## Your task:
Narrow the data below down to the lines containing "this".

-*-*-

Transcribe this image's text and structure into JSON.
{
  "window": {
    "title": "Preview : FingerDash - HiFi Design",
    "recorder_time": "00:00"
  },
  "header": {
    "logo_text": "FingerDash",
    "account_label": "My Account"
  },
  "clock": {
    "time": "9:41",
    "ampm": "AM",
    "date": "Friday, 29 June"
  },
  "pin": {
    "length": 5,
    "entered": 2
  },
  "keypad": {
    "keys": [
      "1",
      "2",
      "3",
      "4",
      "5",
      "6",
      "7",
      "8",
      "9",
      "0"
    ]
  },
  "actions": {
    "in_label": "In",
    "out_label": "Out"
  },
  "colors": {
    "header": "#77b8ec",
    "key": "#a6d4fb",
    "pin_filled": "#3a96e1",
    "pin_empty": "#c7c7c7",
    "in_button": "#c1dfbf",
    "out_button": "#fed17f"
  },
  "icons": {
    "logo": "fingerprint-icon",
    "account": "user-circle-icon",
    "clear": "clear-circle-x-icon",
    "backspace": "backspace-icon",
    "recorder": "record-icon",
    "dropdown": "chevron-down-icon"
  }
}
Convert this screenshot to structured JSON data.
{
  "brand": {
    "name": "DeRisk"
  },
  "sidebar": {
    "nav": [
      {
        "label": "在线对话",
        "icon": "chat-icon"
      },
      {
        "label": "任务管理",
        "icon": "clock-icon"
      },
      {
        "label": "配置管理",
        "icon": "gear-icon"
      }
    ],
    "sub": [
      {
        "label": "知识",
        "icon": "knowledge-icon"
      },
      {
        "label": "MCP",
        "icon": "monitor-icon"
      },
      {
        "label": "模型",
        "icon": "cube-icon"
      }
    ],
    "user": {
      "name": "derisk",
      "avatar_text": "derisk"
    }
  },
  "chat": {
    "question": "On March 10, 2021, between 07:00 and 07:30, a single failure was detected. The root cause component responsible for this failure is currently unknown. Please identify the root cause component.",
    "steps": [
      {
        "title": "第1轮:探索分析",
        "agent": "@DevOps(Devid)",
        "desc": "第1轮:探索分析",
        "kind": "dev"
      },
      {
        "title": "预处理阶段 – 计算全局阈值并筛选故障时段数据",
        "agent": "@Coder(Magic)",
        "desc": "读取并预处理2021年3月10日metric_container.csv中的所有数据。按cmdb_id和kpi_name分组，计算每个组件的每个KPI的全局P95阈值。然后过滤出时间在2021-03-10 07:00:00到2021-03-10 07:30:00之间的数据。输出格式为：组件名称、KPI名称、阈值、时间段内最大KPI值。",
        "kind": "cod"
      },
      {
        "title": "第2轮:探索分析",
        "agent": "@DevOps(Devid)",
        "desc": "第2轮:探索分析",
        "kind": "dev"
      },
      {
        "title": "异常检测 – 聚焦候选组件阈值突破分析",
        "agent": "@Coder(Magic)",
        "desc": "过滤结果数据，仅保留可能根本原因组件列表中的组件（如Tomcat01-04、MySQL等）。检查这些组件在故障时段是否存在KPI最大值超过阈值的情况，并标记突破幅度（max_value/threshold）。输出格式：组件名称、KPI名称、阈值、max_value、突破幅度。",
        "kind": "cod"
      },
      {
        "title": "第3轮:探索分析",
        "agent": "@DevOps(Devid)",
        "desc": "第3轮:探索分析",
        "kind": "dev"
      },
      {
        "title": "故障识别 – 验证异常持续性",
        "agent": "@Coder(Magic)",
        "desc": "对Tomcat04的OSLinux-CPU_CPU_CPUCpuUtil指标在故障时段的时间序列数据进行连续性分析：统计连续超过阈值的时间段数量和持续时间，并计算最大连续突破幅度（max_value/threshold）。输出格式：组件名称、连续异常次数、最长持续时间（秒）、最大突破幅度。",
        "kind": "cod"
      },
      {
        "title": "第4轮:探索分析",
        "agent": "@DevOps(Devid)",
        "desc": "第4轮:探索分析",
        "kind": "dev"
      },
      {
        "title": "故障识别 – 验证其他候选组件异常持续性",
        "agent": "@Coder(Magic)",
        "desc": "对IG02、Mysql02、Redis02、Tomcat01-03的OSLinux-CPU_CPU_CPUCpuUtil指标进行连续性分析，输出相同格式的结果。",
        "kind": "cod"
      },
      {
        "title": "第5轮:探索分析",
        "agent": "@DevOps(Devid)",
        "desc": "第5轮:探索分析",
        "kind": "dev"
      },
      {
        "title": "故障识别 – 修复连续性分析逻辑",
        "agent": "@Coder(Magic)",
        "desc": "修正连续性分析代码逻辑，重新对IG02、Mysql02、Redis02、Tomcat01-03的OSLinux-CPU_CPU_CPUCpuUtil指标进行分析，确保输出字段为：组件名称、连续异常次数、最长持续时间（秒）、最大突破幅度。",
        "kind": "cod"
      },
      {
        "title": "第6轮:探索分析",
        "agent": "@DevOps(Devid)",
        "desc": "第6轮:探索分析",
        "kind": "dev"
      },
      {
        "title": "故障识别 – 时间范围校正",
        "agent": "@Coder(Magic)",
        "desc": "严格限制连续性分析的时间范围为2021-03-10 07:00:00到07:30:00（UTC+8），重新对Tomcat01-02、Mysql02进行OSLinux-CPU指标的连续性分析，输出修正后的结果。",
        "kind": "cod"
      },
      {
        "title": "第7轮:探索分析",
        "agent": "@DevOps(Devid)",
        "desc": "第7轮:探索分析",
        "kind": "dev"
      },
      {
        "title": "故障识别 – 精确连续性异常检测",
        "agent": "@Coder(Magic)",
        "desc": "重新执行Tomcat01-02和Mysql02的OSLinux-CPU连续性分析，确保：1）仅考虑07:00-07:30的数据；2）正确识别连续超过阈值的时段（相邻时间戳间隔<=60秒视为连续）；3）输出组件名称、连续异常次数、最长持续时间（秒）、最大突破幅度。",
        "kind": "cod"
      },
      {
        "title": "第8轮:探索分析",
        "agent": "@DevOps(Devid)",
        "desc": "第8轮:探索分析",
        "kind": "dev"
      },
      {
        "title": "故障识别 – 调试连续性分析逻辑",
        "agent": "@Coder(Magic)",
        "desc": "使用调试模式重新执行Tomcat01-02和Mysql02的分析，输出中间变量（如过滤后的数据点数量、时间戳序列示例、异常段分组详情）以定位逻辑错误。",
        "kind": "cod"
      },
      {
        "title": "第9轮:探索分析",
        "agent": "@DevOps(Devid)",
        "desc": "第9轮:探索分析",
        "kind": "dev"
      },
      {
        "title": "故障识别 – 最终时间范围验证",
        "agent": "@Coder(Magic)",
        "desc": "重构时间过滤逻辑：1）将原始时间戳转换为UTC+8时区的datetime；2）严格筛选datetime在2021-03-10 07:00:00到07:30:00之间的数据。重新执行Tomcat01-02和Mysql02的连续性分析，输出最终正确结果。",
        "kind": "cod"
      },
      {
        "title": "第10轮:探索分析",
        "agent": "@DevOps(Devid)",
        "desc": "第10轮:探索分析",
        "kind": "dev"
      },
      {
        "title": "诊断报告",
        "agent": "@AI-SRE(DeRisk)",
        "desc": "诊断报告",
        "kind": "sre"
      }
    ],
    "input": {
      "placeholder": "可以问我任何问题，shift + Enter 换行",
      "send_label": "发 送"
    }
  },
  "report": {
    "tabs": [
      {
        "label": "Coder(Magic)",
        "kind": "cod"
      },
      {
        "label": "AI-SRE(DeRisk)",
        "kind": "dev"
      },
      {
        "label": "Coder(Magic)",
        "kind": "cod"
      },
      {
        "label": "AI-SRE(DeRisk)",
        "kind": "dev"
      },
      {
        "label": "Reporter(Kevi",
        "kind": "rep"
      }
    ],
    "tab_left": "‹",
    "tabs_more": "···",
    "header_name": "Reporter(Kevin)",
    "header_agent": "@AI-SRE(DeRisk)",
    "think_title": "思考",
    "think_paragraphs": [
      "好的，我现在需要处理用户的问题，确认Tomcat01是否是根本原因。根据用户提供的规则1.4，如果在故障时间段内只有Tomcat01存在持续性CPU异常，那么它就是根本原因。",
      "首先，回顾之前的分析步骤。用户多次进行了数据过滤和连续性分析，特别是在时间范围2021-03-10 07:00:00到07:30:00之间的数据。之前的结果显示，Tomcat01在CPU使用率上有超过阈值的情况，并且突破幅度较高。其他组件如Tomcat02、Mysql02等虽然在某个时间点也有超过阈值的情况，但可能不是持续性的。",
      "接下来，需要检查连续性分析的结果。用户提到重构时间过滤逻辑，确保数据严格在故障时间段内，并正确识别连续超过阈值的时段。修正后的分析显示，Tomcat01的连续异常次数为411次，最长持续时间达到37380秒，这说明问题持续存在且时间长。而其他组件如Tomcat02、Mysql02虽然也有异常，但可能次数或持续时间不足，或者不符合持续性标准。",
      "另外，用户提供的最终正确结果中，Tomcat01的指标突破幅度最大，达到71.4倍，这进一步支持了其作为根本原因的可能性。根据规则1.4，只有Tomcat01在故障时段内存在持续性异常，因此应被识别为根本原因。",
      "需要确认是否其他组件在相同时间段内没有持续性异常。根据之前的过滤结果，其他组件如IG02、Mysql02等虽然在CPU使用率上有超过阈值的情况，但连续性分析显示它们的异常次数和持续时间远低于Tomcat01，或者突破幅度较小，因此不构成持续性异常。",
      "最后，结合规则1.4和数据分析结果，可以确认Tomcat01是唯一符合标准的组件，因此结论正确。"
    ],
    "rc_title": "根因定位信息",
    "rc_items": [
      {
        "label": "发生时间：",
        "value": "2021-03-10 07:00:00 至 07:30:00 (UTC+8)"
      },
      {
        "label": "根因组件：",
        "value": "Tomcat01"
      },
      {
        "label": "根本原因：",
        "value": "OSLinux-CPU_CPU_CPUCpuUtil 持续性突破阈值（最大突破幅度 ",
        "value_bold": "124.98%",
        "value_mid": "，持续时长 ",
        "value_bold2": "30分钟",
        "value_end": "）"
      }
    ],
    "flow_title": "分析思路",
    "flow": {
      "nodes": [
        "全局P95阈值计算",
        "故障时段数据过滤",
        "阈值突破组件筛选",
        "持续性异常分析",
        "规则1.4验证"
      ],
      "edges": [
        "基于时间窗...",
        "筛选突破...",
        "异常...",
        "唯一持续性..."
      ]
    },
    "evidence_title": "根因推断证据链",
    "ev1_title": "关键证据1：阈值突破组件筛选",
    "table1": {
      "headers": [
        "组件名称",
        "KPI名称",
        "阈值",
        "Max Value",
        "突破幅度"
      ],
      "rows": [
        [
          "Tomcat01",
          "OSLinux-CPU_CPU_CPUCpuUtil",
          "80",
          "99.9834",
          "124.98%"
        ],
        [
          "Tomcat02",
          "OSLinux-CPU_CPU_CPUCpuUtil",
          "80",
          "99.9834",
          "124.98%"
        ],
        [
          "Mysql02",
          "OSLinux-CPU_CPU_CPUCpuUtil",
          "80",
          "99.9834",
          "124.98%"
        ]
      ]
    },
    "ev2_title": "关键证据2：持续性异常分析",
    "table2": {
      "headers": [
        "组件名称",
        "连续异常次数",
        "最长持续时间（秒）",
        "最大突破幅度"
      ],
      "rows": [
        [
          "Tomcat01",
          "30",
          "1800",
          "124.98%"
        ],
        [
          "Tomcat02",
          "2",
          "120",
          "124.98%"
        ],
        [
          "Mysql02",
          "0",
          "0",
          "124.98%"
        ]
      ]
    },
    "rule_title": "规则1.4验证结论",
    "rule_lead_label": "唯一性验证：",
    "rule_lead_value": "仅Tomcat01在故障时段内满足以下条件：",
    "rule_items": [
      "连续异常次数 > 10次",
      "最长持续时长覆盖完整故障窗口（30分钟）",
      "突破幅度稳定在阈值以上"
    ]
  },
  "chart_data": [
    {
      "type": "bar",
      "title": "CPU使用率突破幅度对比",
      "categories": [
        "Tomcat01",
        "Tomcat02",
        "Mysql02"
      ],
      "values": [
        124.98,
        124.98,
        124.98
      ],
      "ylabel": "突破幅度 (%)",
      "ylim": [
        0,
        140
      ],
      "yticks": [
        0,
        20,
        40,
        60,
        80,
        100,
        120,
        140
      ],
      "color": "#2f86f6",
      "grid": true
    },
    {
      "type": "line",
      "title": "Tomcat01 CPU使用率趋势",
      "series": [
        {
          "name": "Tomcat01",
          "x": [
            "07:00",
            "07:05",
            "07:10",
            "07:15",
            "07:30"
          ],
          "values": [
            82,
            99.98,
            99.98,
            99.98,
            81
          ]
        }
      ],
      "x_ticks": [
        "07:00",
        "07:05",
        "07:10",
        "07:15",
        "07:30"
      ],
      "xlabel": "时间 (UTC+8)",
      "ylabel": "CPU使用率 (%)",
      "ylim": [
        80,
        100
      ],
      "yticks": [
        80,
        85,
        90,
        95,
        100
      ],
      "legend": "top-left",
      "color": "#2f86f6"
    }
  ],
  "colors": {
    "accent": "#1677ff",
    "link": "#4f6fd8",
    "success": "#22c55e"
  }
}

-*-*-

## Exercise result:
Transcribe this image's text and structure into JSON.
Convert this screenshot to structured JSON data.
    "question": "On March 10, 2021, between 07:00 and 07:30, a single failure was detected. The root cause component responsible for this failure is currently unknown. Please identify the root cause component.",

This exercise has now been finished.